“Lad culture” was hugely prevalent at my university – and that was before it even had a name and was identified. It wasn’t even “lad” culture – it was just the culture. It was just university life. And quite pathetically, like I said, we all want to be desired, don’t we? So I became cool girl.
After university, even though I completely realigned my feminist ways after having realised the doormat I had become, I was still somewhat obsessed with wanting the men I dated to think I was their dream girl – the cool/chill girl. I let comments like “you’re so different from the other girls” and “you’re SO much cooler than my crazy ex” woo me into utter submission over cocktails in cute bars, rather than raising red flags. To quote Gone Girl again:
“Men actually think this girl exists. Maybe they’re fooled because so many women are willing to pretend to be this girl. For a long time Cool Girl offended me. I used to see men – friends, coworkers, strangers – giddy over these awful pretender women, and I’d want to sit these men down and calmly say: You are not dating a woman, you are dating a woman who has watched too many movies written by socially awkward men who’d like to believe that this kind of woman exists and might kiss them.
And the Cool Girls are even more pathetic: They’re not even pretending to be the woman they want to be, they’re pretending to be the woman a man wants them to be.”
And now? What changed?
I started calling people out on things. You know that awkward niggling feeling you get inside when the guy you’re dating/seeing/sleeping with/ going out with/ are married to does something or says something and you feel a burning desire to just SAY something but you don’t want to in case he thinks “oh christ you’re just like the other girls – crazy” – well, I just started saying it. To quote Kurt Cobain, I’d rather be hated for who I am, than loved for who I’m not (my grungey, gothy, pre-teen self has been waiting 13 long years to use that quote on something meaningful – I can now die happy.)
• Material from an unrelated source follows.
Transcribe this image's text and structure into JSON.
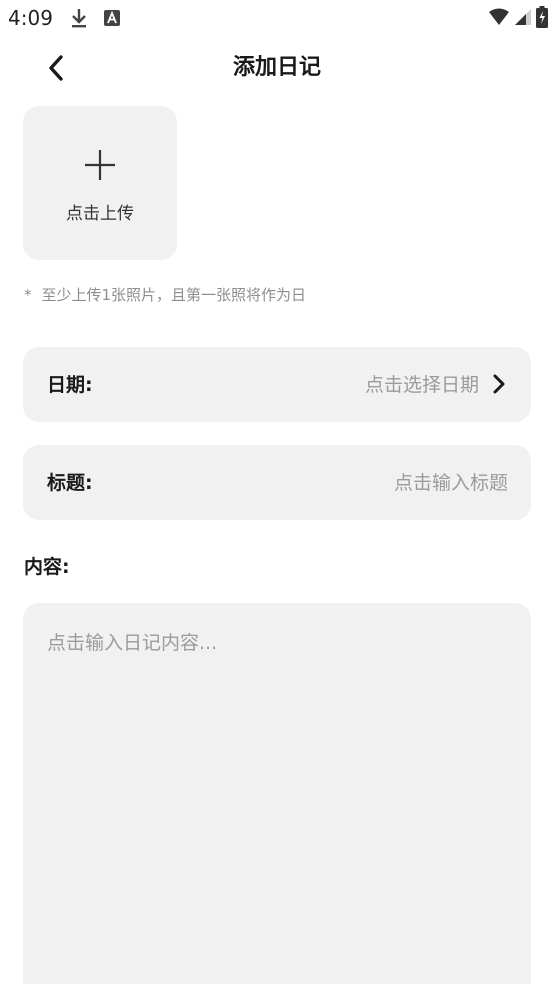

I’ve forged too many relationships and situationships on downplaying my genuine emotions, and up-playing the aspects of my personality that men found attractive, and it’s a bullshit act you can never keep up forever – it’ll always catch up with you in the end. I began to realise, once I’d essentially trapped these blokes into a relationship with someone who was just sooooo cool, that I was a total fraud. It would always happen the same way – for months and months I’d swallow every ounce of hurt or frustration so that I wouldn’t cause a fuss and I could maintain my cool girl demeanour, only to drop a total crazy bomb – probably after a few too many proseccos – about every single thing the man in question had ever done to piss me off. And then 9/10 it would be over because they’d be shocked and appalled that I’d secretly been a crazy monster “like the others” all along.
It’s ironic how I spent years pretending that I didn’t care, when deep down I cared way too much. The truth is, there have been times when I’ve struggled to voice my frustrations in case I jeopardise the potential with someone, but if I did voice it, and they were to lose interest, then surely, clearly, they are not the right person for me. But in general, I care a hell of a lot less than I used to. I’ll call any guy out on what doesn’t sit well with me – sure, I might not do it in a bitchy confrontational way, but I have zero qualms with saying “no, I don’t think that’s cool because…”. I’ll stand up for myself whenever I have to, without worrying he might like me less for it. I’ll say what I want and how I feel about anything regardless of whether it comes across as clingy or needy, because honesty is honestly the best foundation for any real relationship. The result? Well, I’m still totally single. Obviously. But I couldn’t be happier, because I’m not wasting any sleep or energy on fuckboys that aren’t worth my precious time.